> _Provided records_

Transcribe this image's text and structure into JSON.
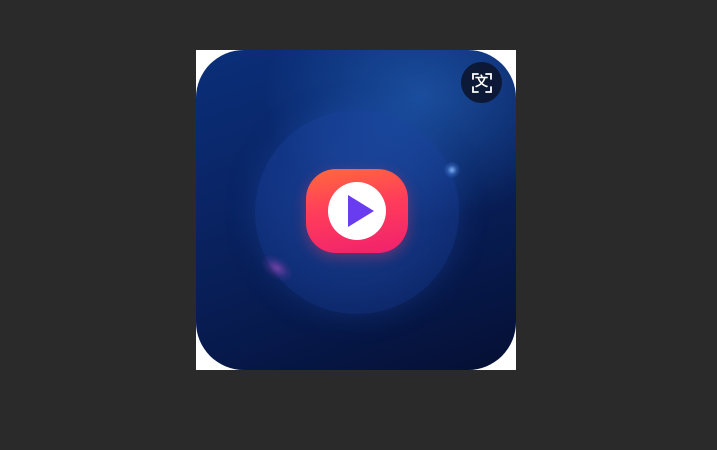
{
  "viewer": {
    "background_color": "#2a2a2a"
  },
  "image": {
    "subject": "video-player-app-icon",
    "icon_background_colors": [
      "#0a2f7a",
      "#050f33"
    ],
    "badge_colors": [
      "#ff6a3c",
      "#f0206e"
    ],
    "play_symbol_color": "#6a3cf0"
  },
  "overlay": {
    "translate_icon": "translate-icon",
    "translate_glyph": "文"
  }
}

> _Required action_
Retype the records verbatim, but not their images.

> _Answer space_
Transcribe this image's text and structure into JSON.
{
  "viewer": {
    "background_color": "#2a2a2a"
  },
  "image": {
    "subject": "video-player-app-icon",
    "icon_background_colors": [
      "#0a2f7a",
      "#050f33"
    ],
    "badge_colors": [
      "#ff6a3c",
      "#f0206e"
    ],
    "play_symbol_color": "#6a3cf0"
  },
  "overlay": {
    "translate_icon": "translate-icon",
    "translate_glyph": "文"
  }
}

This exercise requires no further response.